■ **EXERCISE BRIEF**:
What you give back should match the listing word for word.

■ ■ ■

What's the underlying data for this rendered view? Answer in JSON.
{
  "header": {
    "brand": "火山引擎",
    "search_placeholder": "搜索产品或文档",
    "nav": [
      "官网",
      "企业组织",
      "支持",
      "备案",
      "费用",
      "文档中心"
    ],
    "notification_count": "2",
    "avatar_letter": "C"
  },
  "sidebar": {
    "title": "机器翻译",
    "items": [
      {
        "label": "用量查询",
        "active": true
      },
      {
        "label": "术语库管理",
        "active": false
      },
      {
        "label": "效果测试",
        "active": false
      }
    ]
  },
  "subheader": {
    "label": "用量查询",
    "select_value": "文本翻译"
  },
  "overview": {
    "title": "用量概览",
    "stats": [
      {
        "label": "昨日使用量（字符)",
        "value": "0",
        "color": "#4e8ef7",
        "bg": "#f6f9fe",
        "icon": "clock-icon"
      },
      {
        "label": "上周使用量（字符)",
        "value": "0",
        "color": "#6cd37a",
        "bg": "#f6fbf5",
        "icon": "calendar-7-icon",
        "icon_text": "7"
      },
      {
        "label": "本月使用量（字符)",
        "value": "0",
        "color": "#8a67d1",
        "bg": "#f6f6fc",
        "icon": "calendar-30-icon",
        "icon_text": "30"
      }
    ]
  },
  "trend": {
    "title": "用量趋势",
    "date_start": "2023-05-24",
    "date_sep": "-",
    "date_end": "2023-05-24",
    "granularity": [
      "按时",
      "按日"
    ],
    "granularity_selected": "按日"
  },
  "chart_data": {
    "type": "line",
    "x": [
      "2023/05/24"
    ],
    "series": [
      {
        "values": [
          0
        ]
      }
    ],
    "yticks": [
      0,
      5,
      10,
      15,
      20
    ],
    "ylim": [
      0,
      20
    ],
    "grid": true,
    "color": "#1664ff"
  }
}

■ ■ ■

■ **RESULT FOR THIS EXERCISE**:
What's the underlying data for this rendered view? Answer in JSON.
{
  "header": {
    "brand": "火山引擎",
    "search_placeholder": "搜索产品或文档",
    "nav": [
      "官网",
      "企业组织",
      "支持",
      "备案",
      "费用",
      "文档中心"
    ],
    "notification_count": "2",
    "avatar_letter": "C"
  },
  "sidebar": {
    "title": "机器翻译",
    "items": [
      {
        "label": "用量查询",
        "active": true
      },
      {
        "label": "术语库管理",
        "active": false
      },
      {
        "label": "效果测试",
        "active": false
      }
    ]
  },
  "subheader": {
    "label": "用量查询",
    "select_value": "文本翻译"
  },
  "overview": {
    "title": "用量概览",
    "stats": [
      {
        "label": "昨日使用量（字符)",
        "value": "0",
        "color": "#4e8ef7",
        "bg": "#f6f9fe",
        "icon": "clock-icon"
      },
      {
        "label": "上周使用量（字符)",
        "value": "0",
        "color": "#6cd37a",
        "bg": "#f6fbf5",
        "icon": "calendar-7-icon",
        "icon_text": "7"
      },
      {
        "label": "本月使用量（字符)",
        "value": "0",
        "color": "#8a67d1",
        "bg": "#f6f6fc",
        "icon": "calendar-30-icon",
        "icon_text": "30"
      }
    ]
  },
  "trend": {
    "title": "用量趋势",
    "date_start": "2023-05-24",
    "date_sep": "-",
    "date_end": "2023-05-24",
    "granularity": [
      "按时",
      "按日"
    ],
    "granularity_selected": "按日"
  },
  "chart_data": {
    "type": "line",
    "x": [
      "2023/05/24"
    ],
    "series": [
      {
        "values": [
          0
        ]
      }
    ],
    "yticks": [
      0,
      5,
      10,
      15,
      20
    ],
    "ylim": [
      0,
      20
    ],
    "grid": true,
    "color": "#1664ff"
  }
}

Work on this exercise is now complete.